The European Union is seeking to make certain that cars powered by e-fuels must be 100% carbon neutral so as not to pollute the environment, in response to Germany’s insistence that e-fuel cars be allowed to remain in production beyond 2035.
Banning the sale of fossil fuel-powered cars is one major policy that the EU plans to adopt in its bid to reduce greenhouse emissions. Its main climate policy for cars states that only vehicles with zero CO2 emissions will be allowed to be sold in EU countries after 2035.
E-Fuels vs Fossil Fuels
Unlike fossil fuels, whose production methods and usage emit heavy amounts of greenhouse gases, e-fuels are derived from captured CO2 emissions and hydrogen produced by using renewable or CO2-free electricity. This reportedly makes e-fuel CO2 neutral, meaning it emits the exact amount of CO2 it took to produce, leaving the atmosphere the same.

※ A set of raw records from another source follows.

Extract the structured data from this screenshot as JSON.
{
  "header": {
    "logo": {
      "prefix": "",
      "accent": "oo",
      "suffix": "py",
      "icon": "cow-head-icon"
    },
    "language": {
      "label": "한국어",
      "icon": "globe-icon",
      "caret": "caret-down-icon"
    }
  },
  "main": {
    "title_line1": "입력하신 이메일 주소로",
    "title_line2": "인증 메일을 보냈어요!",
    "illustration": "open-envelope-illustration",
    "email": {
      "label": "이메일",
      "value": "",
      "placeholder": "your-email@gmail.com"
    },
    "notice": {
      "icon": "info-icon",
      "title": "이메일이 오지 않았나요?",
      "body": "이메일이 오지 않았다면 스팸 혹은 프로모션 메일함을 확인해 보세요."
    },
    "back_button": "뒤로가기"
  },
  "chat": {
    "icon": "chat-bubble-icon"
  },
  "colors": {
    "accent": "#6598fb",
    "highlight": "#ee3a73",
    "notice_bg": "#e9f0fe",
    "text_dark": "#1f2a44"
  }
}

The rising popularity of electric vehicles (EV), and their environmentally friendly state have gained them a lot of support from car manufacturers and buyers alike. With the advent of e-fuel, however, cars with internal combustion engines (ICE) can have better chances remain in production past 2035, instead of being banned outright.
E-fuels are still a novel fuel source, and aren’t being mass produced yet. Chile is home to the world’s first commercial e-fuel plant, established in 2021. German car manufacturer, Porsche, supports the plant, which aims to produce 550 million litres annually. Norway also intends to build its own e-fuel plant in 2024, but for aviation.
Support for E-Fuels and Criticisms
E-fuels have been gaining support, especially from oil companies, car companies against using heavy electric batteries, and people who don’t want current ICE passenger car fleets replaced by EVs. They argue that modifying ICE vehicles to run only on e-fuels is an alternate course that would also reduce greenhouse emissions.
Critics, however, argue that it is very expensive to manufacture e-fuel. Also, the Nature Climate Change journal highlighted in a 2021 paper, that it takes five times as much renewable electricity to use e-fuels in an ICE car, than it does for running an EV. Policy makers are therefore advocating that e-fuels be used in the shipping and aviation sectors, since vehicles there can’t easily run on electricity.
What’s Next for the EU Ban on ICE Vehicles?
The European Commission is developing a legal route for sales of new cars that only run on e-fuels to continue after 2035, after Germany demanded this exemption. The requirement, the EU stated in a draft, is that e-fuel cars must only be powered by CO2 neutral fields.
The draft rules that e-fuel vehicles must be designed so that the engine would not start if the vehicle is fueled with CO2-emitting petrol. Manufacturers would need to enforce this using devices that track the chemical properties of the fuel, and also develop rules to make sure these technologies cannot be tampered with, the document said.